Records from a dataset:
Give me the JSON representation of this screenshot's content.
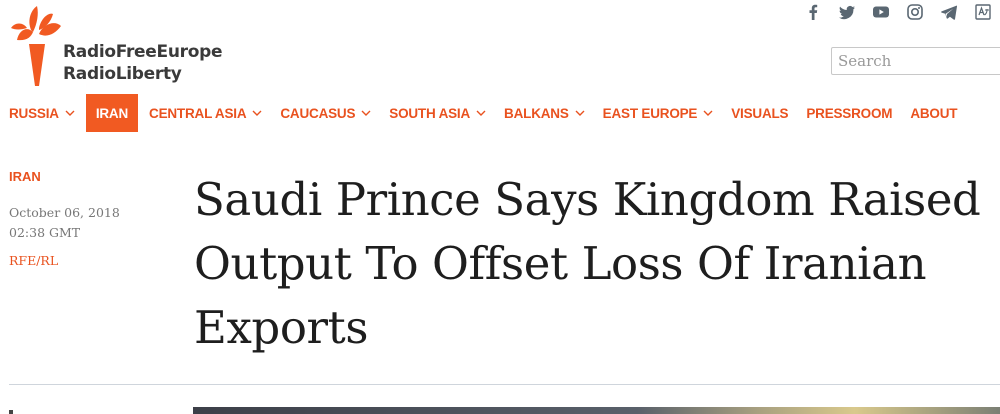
{
  "brand": {
    "line1": "RadioFreeEurope",
    "line2": "RadioLiberty",
    "logo_icon": "torch-icon",
    "accent": "#f15a22"
  },
  "social": [
    "facebook-icon",
    "twitter-icon",
    "youtube-icon",
    "instagram-icon",
    "telegram-icon",
    "language-icon"
  ],
  "search": {
    "placeholder": "Search",
    "value": ""
  },
  "nav": [
    {
      "label": "RUSSIA",
      "dropdown": true,
      "active": false
    },
    {
      "label": "IRAN",
      "dropdown": false,
      "active": true
    },
    {
      "label": "CENTRAL ASIA",
      "dropdown": true,
      "active": false
    },
    {
      "label": "CAUCASUS",
      "dropdown": true,
      "active": false
    },
    {
      "label": "SOUTH ASIA",
      "dropdown": true,
      "active": false
    },
    {
      "label": "BALKANS",
      "dropdown": true,
      "active": false
    },
    {
      "label": "EAST EUROPE",
      "dropdown": true,
      "active": false
    },
    {
      "label": "VISUALS",
      "dropdown": false,
      "active": false
    },
    {
      "label": "PRESSROOM",
      "dropdown": false,
      "active": false
    },
    {
      "label": "ABOUT",
      "dropdown": false,
      "active": false
    }
  ],
  "article": {
    "section": "IRAN",
    "date": "October 06, 2018",
    "time": "02:38 GMT",
    "source": "RFE/RL",
    "headline": "Saudi Prince Says Kingdom Raised Output To Offset Loss Of Iranian Exports"
  }
}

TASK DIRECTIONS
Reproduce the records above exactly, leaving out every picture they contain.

SOLVED PROBLEM
Give me the JSON representation of this screenshot's content.
{
  "brand": {
    "line1": "RadioFreeEurope",
    "line2": "RadioLiberty",
    "logo_icon": "torch-icon",
    "accent": "#f15a22"
  },
  "social": [
    "facebook-icon",
    "twitter-icon",
    "youtube-icon",
    "instagram-icon",
    "telegram-icon",
    "language-icon"
  ],
  "search": {
    "placeholder": "Search",
    "value": ""
  },
  "nav": [
    {
      "label": "RUSSIA",
      "dropdown": true,
      "active": false
    },
    {
      "label": "IRAN",
      "dropdown": false,
      "active": true
    },
    {
      "label": "CENTRAL ASIA",
      "dropdown": true,
      "active": false
    },
    {
      "label": "CAUCASUS",
      "dropdown": true,
      "active": false
    },
    {
      "label": "SOUTH ASIA",
      "dropdown": true,
      "active": false
    },
    {
      "label": "BALKANS",
      "dropdown": true,
      "active": false
    },
    {
      "label": "EAST EUROPE",
      "dropdown": true,
      "active": false
    },
    {
      "label": "VISUALS",
      "dropdown": false,
      "active": false
    },
    {
      "label": "PRESSROOM",
      "dropdown": false,
      "active": false
    },
    {
      "label": "ABOUT",
      "dropdown": false,
      "active": false
    }
  ],
  "article": {
    "section": "IRAN",
    "date": "October 06, 2018",
    "time": "02:38 GMT",
    "source": "RFE/RL",
    "headline": "Saudi Prince Says Kingdom Raised Output To Offset Loss Of Iranian Exports"
  }
}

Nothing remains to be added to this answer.